Times of crisis call for collaboration and sharing of best practices that are working for students and families. Educators shouldn’t be living in silos during this time, but learning and listening to each other to create the best possible experience of reopening school. We’ve been seeing some really great practices from schools around the country and wanted to share them with education leaders.

Here are some great ideas and best practices that we’ve seen from schools and districts across the country:

 

Set up Partnerships with Community Organizations

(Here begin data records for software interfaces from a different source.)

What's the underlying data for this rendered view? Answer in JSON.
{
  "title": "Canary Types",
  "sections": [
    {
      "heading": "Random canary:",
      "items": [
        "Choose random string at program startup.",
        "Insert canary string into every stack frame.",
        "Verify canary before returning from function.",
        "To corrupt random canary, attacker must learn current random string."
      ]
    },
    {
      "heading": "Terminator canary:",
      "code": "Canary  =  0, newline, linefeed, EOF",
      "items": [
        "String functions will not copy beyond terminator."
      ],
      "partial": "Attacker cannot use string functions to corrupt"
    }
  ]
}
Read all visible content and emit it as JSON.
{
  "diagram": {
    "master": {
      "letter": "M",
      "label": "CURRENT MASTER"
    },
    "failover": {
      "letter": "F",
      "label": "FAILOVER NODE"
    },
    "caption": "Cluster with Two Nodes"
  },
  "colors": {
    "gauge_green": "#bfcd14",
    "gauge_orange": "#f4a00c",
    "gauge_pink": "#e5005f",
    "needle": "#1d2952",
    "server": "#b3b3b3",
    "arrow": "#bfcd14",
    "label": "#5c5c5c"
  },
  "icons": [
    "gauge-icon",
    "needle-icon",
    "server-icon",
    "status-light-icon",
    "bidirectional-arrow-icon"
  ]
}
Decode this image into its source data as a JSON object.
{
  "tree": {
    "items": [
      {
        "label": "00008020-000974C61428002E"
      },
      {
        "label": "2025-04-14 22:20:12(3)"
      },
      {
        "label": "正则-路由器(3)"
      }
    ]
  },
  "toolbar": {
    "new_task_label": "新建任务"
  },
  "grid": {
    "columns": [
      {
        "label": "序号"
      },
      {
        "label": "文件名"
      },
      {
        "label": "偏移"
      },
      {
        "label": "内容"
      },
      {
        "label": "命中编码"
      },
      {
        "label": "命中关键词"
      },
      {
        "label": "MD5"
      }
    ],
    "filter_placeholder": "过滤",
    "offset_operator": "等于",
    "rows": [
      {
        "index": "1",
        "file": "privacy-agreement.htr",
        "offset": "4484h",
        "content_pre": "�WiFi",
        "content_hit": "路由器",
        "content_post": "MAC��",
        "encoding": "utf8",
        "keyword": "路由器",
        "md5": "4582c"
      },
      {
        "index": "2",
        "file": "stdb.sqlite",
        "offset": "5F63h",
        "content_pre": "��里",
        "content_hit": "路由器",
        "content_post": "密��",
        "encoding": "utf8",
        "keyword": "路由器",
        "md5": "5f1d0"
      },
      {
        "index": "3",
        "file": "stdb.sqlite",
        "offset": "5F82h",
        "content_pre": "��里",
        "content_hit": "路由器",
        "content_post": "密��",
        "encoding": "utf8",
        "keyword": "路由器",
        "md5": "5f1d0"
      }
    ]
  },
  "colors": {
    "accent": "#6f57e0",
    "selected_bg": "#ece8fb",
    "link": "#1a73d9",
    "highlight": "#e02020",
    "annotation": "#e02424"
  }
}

Many families need help with childcare if school is going to be remote. Setting up a partnership with a local YMCA, church, or community organization to support parents of essential workers will greatly benefit families. Here is an example in Oconomowoc, Wisconsin where the school district and YMCA are partnering to support families: https://www.oasd.k12.wi.us/cf_news/view.cfm?newsid=3996 Another example is a charter network, Uplift Education in Dallas-Fort Worth, that has partnered with their public library and local internet providers to give free or discounted hotspots and internet service:  https://www.uplifteducation.org/Page/17137

 

Create Easy Access to Counselors

Students and families are experiencing varying levels of trauma, confusion, grief, and fear during this time. Best practices dictate that providing access to social counselors for students is critical to their overall health and success in school. One network allowed for easy to access contact information to all of their social counselors in the district through a google site for counselors. If a student needs counseling support during virtual learning, parents and students know exactly who to contact.

Post Virtual Learning Schedules

Parents and students appreciate seeing a schedule that they can follow during virtual learning or a hybrid model. Schools can share or post this learning schedule so parents can start to create a family schedule, find childcare if needed, and set up a strong learning environment for their child. Here is an example of a schedule that is in student-friendly language so children can take more ownership of their learning schedule: https://docs.google.com/document/d/1Apaf4xm9tp39SwFZv8RlhDdq08VssF-_WRWXsZuAQ-M/mobilebasic

 

Have a “Back to School” Night

Kids enjoy the thrill of meeting their new teacher and classmates at the yearly back to school night. Sbest practices meet and greetchools should get creative about how to still have that magical night recreated in a COVID-safe way.  Warner Arts Elementary in Nashville, TN is having a “Back to School” Night drive-thru event. At the event, provide opportunities for students to see their new teacher and get information on the new school year. 

 

Introduce New Teachers on Social Media

Because new teachers won’t get to introduce themselves in-person to families and students at a “back to school” night, a great idea from KIPP: Nashville is to post new teacher videos on social media that allows families to get to know new teachers ahead of time. Check out some of the videos here: https://www.facebook.com/KIPP.Nashville.TN/?fref=ts It’s a great community builder and a way for students and parents to feel connected to the new staff!

 

Help Families Plan for Their Future

Families, especially who are going to a combination of distance or remote learning, are going to have to make a lot of changes.  Some districts are doing a great job of helping them!  Metro Nashville Public Schools created a blog and video sessions to help families plan for how to create a virtual learning space).  They’ve also created a Virtual Learning Playbook for families: https://www.mnps.org/playbook.

 

Create Systems for Hearing From and Responding to Families

With families, students, and staff dispersed, it is harder than ever to hear from the broader school community! Many districts are creating systems to hear from – and respond to – questions from families.  Of course, Possip is a tool that districts and schools can use to routinely hear from families.

Schools and districts also have systems so they can respond to families.  We have some templates some of our partners use to host Virtual Family Meetings.

Sumner County Schools uses a weekly Facebook live to respond to frequently asked questions that come through pulse checks and other sources and created this document (Parent Guide for Special Education Supports) on their website for their families.

Looking to Implement Best Practices?

Reach out to amanda@possip.com with questions or if you have other great ideas to share!